As an industry which is under the media spotlight 24 hours a day, seven days a week I cannot help but feel that the sport is in need of some reputation management.

Liverpool belatedly admitted earlier this year that their handling of the ‘Luis Suarez affair’ was not as effective as it could have been and there has been relative silence from Chelsea in response to last week’s infamous Ashley Cole tweet about his thoughts on the FA.

If a football club was a corporation that was in crisis management mode there would be calls for immediate action. It just seems that in football things are left to fester while there is a chipping away of the hard-won club brand.

It may be time for clubs to see themselves just as any other company would and manage their reputation with their different stakeholders and ensure that any indiscretions of their employees – the players – don’t cause long time damage.

About Mark Perry

Mark has more than 25 years’ experience in PR and corporate communications. He is a founding director of B2B consultancy Melville PR.

Financial services need Reputation redux

Friday, July 27th, 2012 by Jon Clements

Trusting your money to the financial services sector can be a hazardous business these days.

There’s neither time nor space here to explore the length and breadth of the banking sector’s misdeameanors, though the state of bank reputations was candidly addressed in a speech this week by Financial Services Authority Chairman, Lord Adair Turner, who said:

“Trust in banks and bankers has eroded. Three factors explain that collapse: people have come to doubt the economic benefits of financial liberalisation and of much banking activity; they doubt banks’ values; and they doubt whether banks have their interests at heart.”

And he explained that one of the factors leading to the Economist’s “Banksters” front cover (pictured top) was “Poor values and malpractice able to operate on an increasing scale.”

By contrast, the general insurance industry – to its credit – has not burdened itself with the same level of ignominy as banking; though one can never speak too soon: this week, the Financial Services Authority imposed one of the largest ever fines – nearly £0.5m – on a former commercial insurance broker for paying more than £300k of customer’s insurance premiums into the firm’s own bank account rather than to the relevant insurance company. The affected customers found themselves either uninsured or paying the premium a second time to ensure they were covered.

Either way, it’s a shocking situation to leave customers in; such “serious failings”, according to the FSA, led directly to the severity of the fine.

Ultimately, the broker in question has destroyed his reputation, while doing the reputation of the insurance broking sector no favours either.

Reputation begins with the actions an organisation or business takes; if those decisions are unethical and lead to the “poor values and malpractice” Lord Turner alluded to, then no amount of brand massaging or media spin will salvage reputation.
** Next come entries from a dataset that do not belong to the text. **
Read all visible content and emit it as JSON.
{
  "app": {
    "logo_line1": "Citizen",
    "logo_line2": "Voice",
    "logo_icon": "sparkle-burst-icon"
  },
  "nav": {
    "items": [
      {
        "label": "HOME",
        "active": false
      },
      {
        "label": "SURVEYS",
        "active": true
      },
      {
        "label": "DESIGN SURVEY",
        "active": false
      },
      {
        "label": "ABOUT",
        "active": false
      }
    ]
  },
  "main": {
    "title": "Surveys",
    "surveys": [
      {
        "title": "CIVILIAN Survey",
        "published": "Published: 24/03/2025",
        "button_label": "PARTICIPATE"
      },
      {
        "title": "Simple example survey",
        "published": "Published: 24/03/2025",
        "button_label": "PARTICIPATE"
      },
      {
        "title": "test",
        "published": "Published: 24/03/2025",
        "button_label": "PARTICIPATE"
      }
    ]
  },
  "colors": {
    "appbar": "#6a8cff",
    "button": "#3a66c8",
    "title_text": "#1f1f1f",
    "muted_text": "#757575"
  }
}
When an organisation is satisfied that its processes, practices and corporate governance will stand up to scrutiny, then communicating its brand values will be founded on more than the corporate equivalent of quicksand.

So, while other parts of the financial services sector may take some pleasure in seeing bank bosses squirm in the wake of a scandalous few years’ behaviour, they should also pay attention closer to home.

The Chartered Insurance Institute (CII – disclosure, a Staniforth client), the professional body for insurance and financial services, recently developed an online ethics toolkit to help firms in the sector implement consistent ethical standards.

In terms of instilling ethical business practices and protecting reputation, prevention has to be better than cure. So, while general insurance may have remained mostly unscathed by the self-flagellation of the financial services sector, it can’t be sure that its own Bob Diamond isn’t about to enter stage left.

About Jon Clements

Jon Clements is a Chartered PR consultant specialising in B2B PR, corporate and marketing communications and is the founder of Metamorphic PR. Connect at: JonClements ''